Rotate the wheel on the sewing machine so the needle is the farthest right it will ever be, so it will move to the left. Start stitching the mark you made at the corner closest to the corner of the bag, which is up 5 mm and over 10 mm. Continue stitching until you reach the next mark you made. Repeat this process for all four sides of the square, then flip over the bag and do the other corner.
After you have created a square, use a knife to cut an X shape in the middle of the square. The drawstring will slide through this X. Do not attempt to remove more of the fabric! It won't work, and you will hate yourself forever!
Step 10: Adding the Drawstrings
Cut your drawstring in half, so each piece is 6 feet long. Pick one piece and attach the safety pin through the end. Push the safety pin with the string as far through the drawstring fold as possible, then pinch the end of the safety pin that is closest to the opening. With your other hand, push as much of the fabric around the safety pin as possible, so it’s all bunched up around the safety pin. Then pinch the end of the safety pin that’s farthest from the opening, and let go of the other end of the safety pin. Use this process to thread the drawstring through the fold inch-by-inch.
You need to run the first drawstring through one opening and all the way around the top of the bag so that it exits the same side it entered. Do the same thing with the other drawstring, except on the other side of the bag. Then run each drawstring through the respective holes on each side of the bag and knot them.
Step 11: Add a Tie
Finally, the finishing touch: add a tie.
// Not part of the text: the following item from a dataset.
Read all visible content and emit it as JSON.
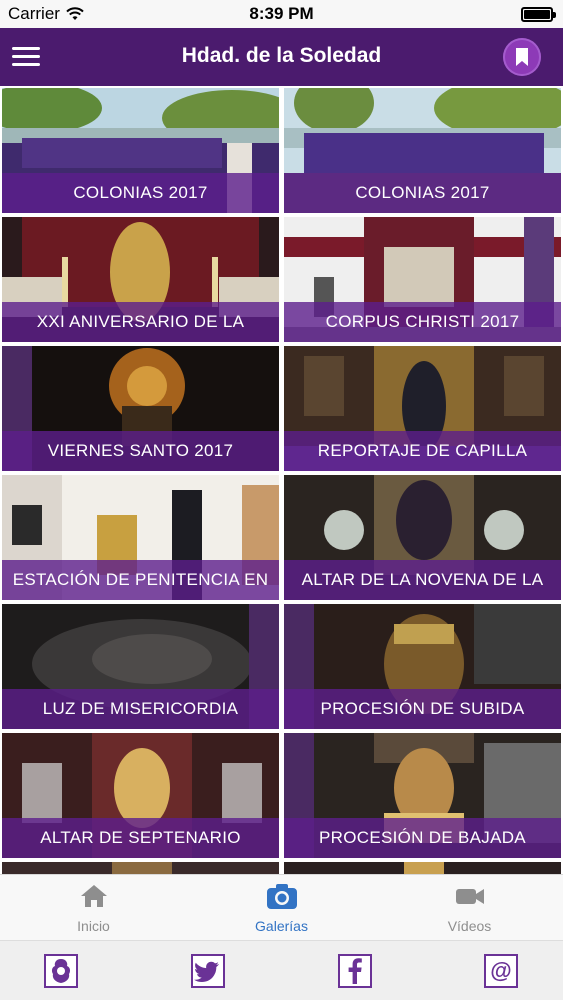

After I’d finished my bag, I decided it needed a tie because I couldn’t pull the drawstrings quite as tight as I wanted to. The tie you’ll create in this step consists of two loops, each attached to opposite sides of the bag. When knotted together, the loops keep things from falling out of the bag.
Cut your lace into two pieces, each 11 inches long. Pull the drawstring on your bag tight and experiment with the placements of the two ends of the lace until you find one you like. Remember that there needs to be enough slack to allow you to tie the bag. Notice which lanyards the ends of the lace should be attached to. Loosen the bag. Sew the ends of the tie in place over the stitches that created the drawstring fold on the inside of the bag. Make sure to do a couple rows of stitches so they don’t break.
Step 12: Finished!
Let me know if you have any questions or ideas!
This is an entry in the
Colors of the Rainbow Contest